Dataset rows for apps and sites:
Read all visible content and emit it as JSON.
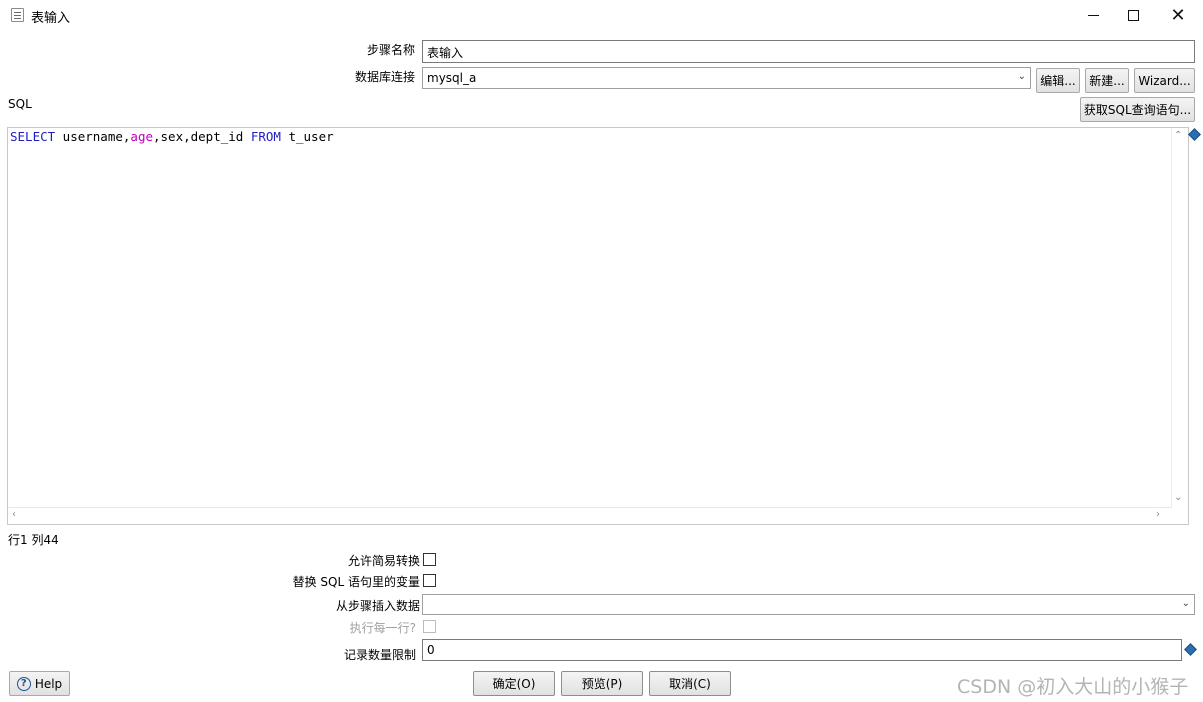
{
  "window": {
    "title": "表输入",
    "controls": {
      "minimize_icon": "minimize-icon",
      "maximize_icon": "maximize-icon",
      "close_icon": "close-icon"
    }
  },
  "form": {
    "step_name_label": "步骤名称",
    "step_name_value": "表输入",
    "db_conn_label": "数据库连接",
    "db_conn_value": "mysql_a",
    "edit_button": "编辑...",
    "new_button": "新建...",
    "wizard_button": "Wizard...",
    "sql_label": "SQL",
    "get_sql_button": "获取SQL查询语句..."
  },
  "editor": {
    "sql_tokens": [
      {
        "text": "SELECT",
        "kind": "keyword"
      },
      {
        "text": " username,",
        "kind": "plain"
      },
      {
        "text": "age",
        "kind": "function"
      },
      {
        "text": ",sex,dept_id ",
        "kind": "plain"
      },
      {
        "text": "FROM",
        "kind": "keyword"
      },
      {
        "text": " t_user",
        "kind": "plain"
      }
    ],
    "keyword_color": "#2020c0",
    "function_color": "#c000c0",
    "cursor_position": "行1 列44"
  },
  "options": {
    "lazy_conversion_label": "允许简易转换",
    "lazy_conversion_checked": false,
    "replace_vars_label": "替换 SQL 语句里的变量",
    "replace_vars_checked": false,
    "insert_from_step_label": "从步骤插入数据",
    "insert_from_step_value": "",
    "execute_each_row_label": "执行每一行?",
    "execute_each_row_checked": false,
    "limit_label": "记录数量限制",
    "limit_value": "0"
  },
  "footer": {
    "help_button": "Help",
    "ok_button": "确定(O)",
    "preview_button": "预览(P)",
    "cancel_button": "取消(C)",
    "watermark": "CSDN @初入大山的小猴子"
  }
}
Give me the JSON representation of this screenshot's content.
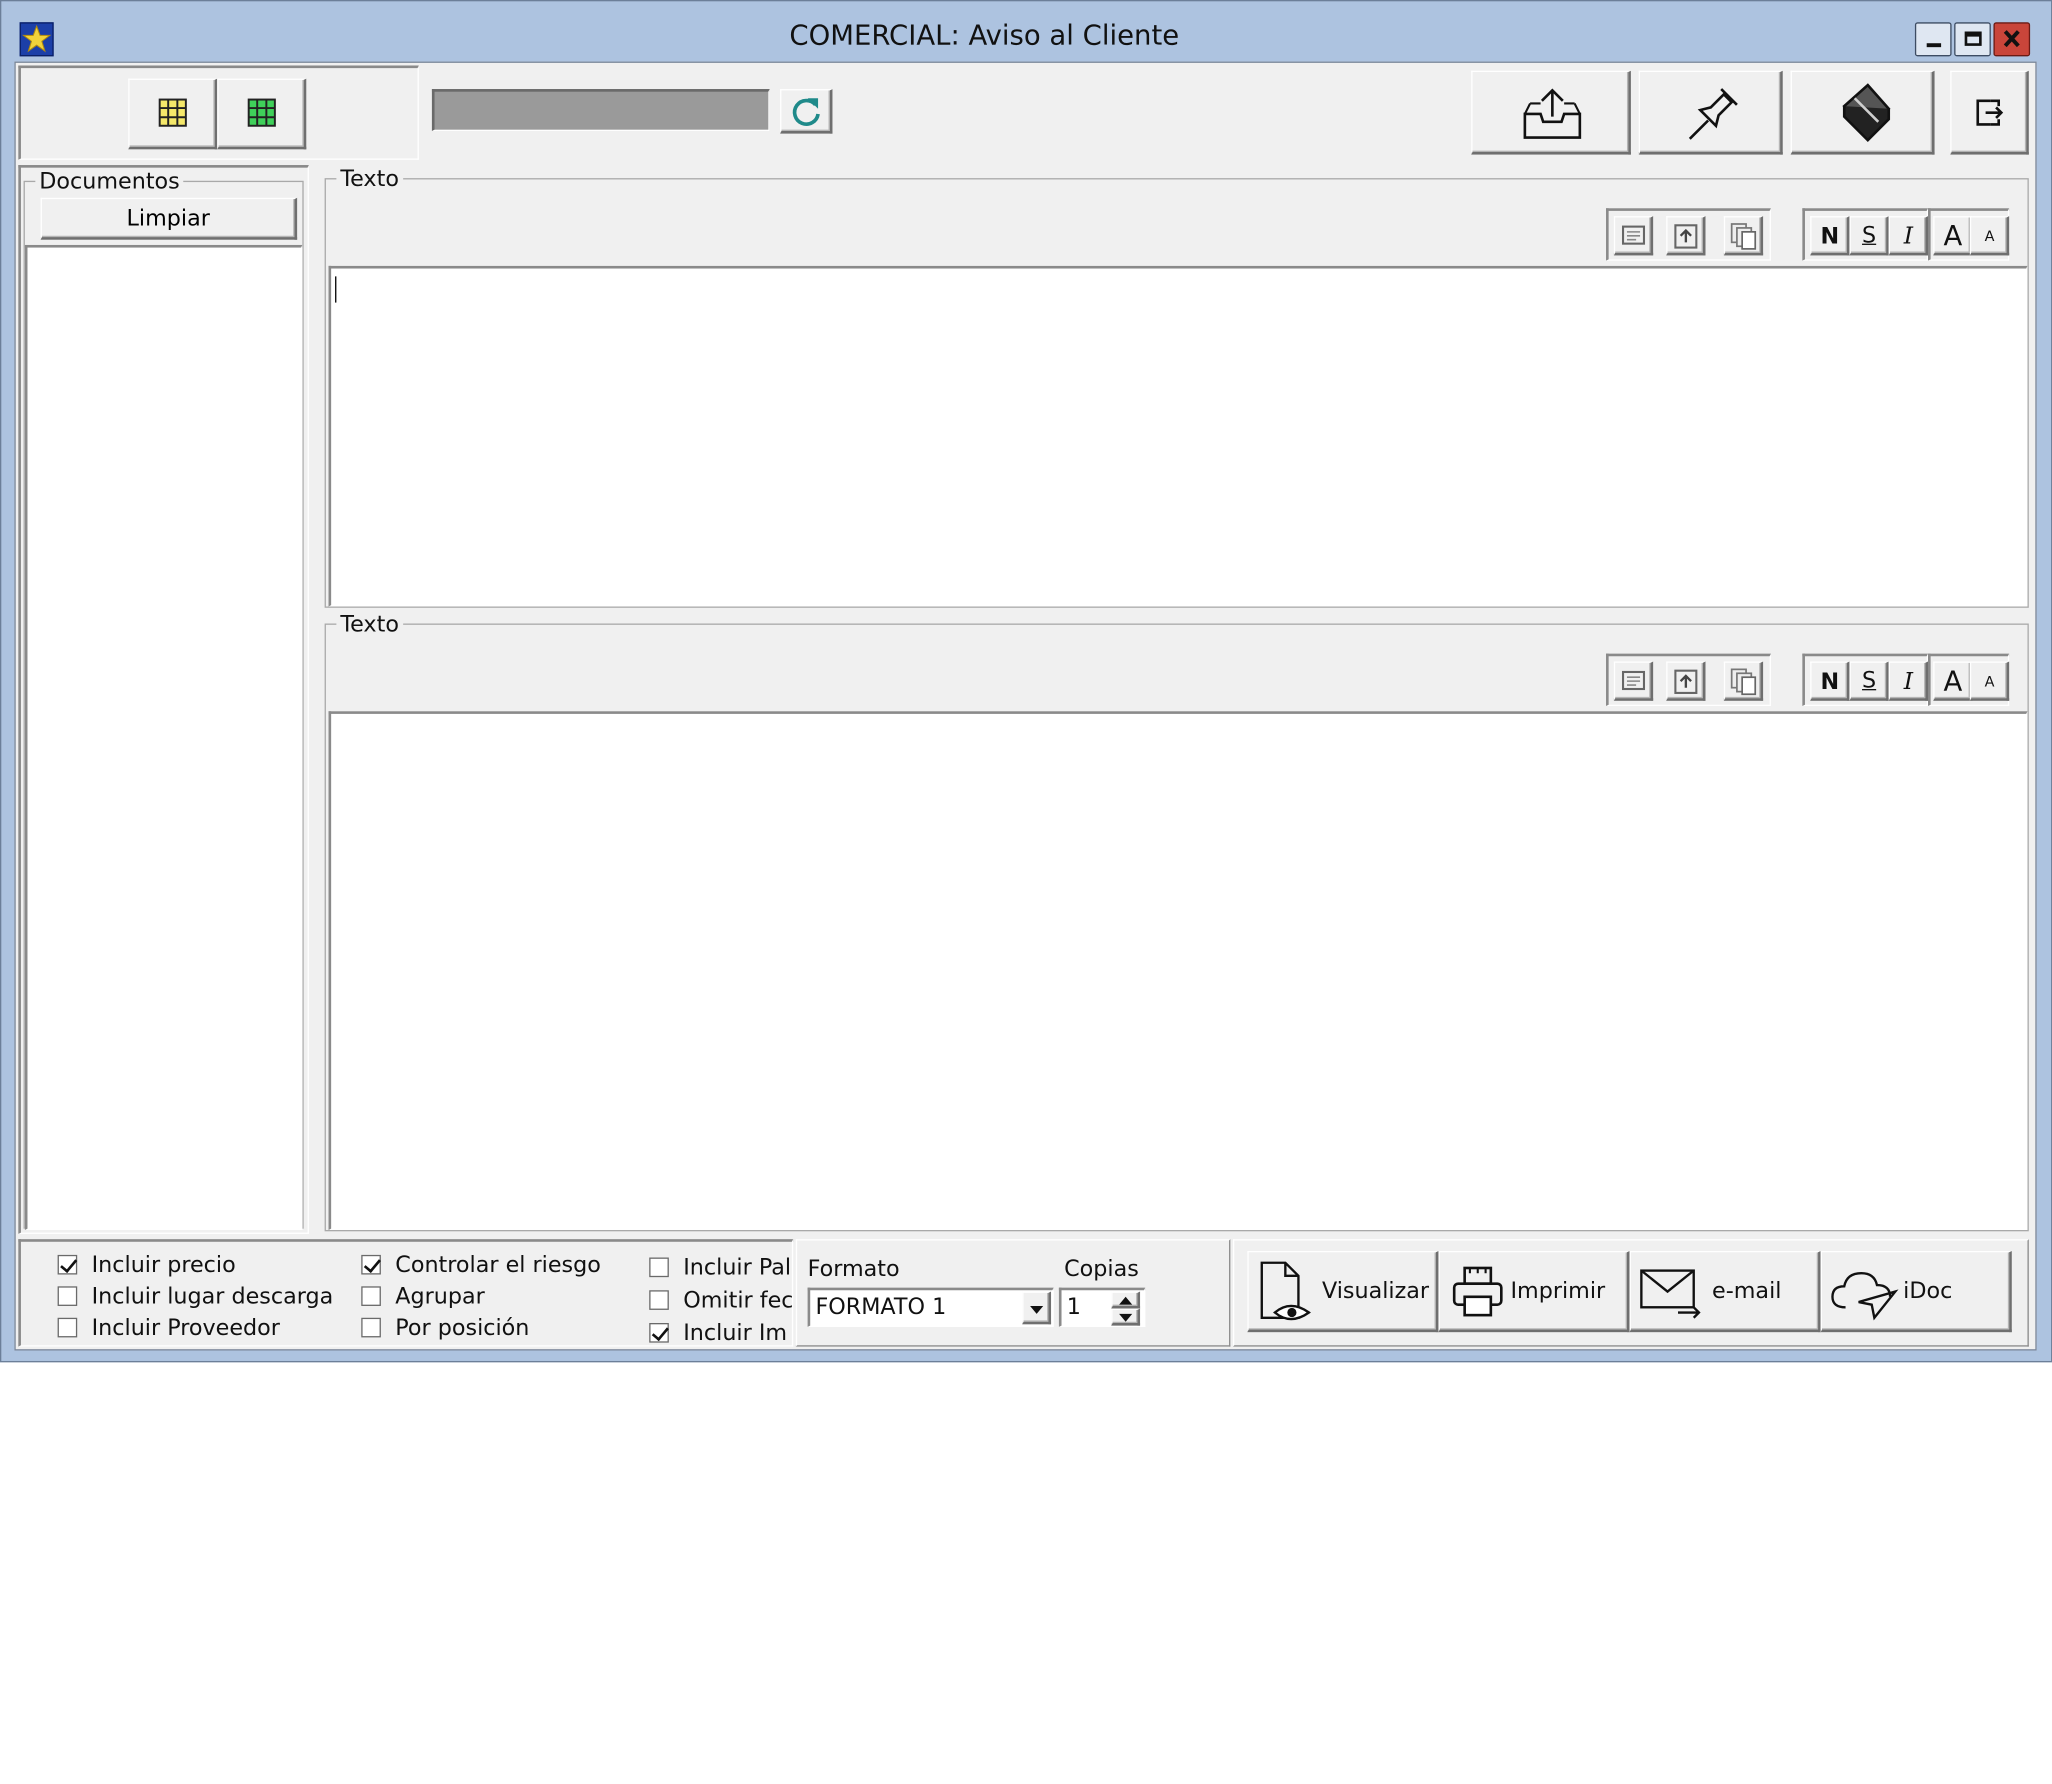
{
  "window": {
    "title": "COMERCIAL: Aviso al Cliente"
  },
  "toolbar": {
    "grid_yellow_icon": "grid-icon",
    "grid_green_icon": "grid-icon",
    "refresh_icon": "refresh-icon"
  },
  "documentos": {
    "legend": "Documentos",
    "clear_label": "Limpiar"
  },
  "texto_top": {
    "legend": "Texto"
  },
  "texto_bottom": {
    "legend": "Texto"
  },
  "format_buttons": {
    "bold": "N",
    "underline": "S",
    "italic": "I",
    "grow": "A",
    "shrink": "A"
  },
  "options": {
    "col1": [
      {
        "label": "Incluir precio",
        "checked": true
      },
      {
        "label": "Incluir lugar descarga",
        "checked": false
      },
      {
        "label": "Incluir Proveedor",
        "checked": false
      }
    ],
    "col2": [
      {
        "label": "Controlar el riesgo",
        "checked": true
      },
      {
        "label": "Agrupar",
        "checked": false
      },
      {
        "label": "Por posición",
        "checked": false
      }
    ],
    "col3": [
      {
        "label": "Incluir Pal",
        "checked": false
      },
      {
        "label": "Omitir fec",
        "checked": false
      },
      {
        "label": "Incluir Im",
        "checked": true
      }
    ]
  },
  "formato": {
    "label": "Formato",
    "value": "FORMATO 1"
  },
  "copias": {
    "label": "Copias",
    "value": "1"
  },
  "actions": {
    "visualizar": "Visualizar",
    "imprimir": "Imprimir",
    "email": "e-mail",
    "idoc": "iDoc"
  },
  "colors": {
    "title_bar": "#adc3e0",
    "close_button": "#c9453a",
    "face": "#f0f0f0",
    "progress": "#9a9a9a"
  }
}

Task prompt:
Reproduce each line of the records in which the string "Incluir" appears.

Reply to the exercise:
        "label": "Incluir precio",
        "label": "Incluir lugar descarga",
        "label": "Incluir Proveedor",
        "label": "Incluir Pal",
        "label": "Incluir Im",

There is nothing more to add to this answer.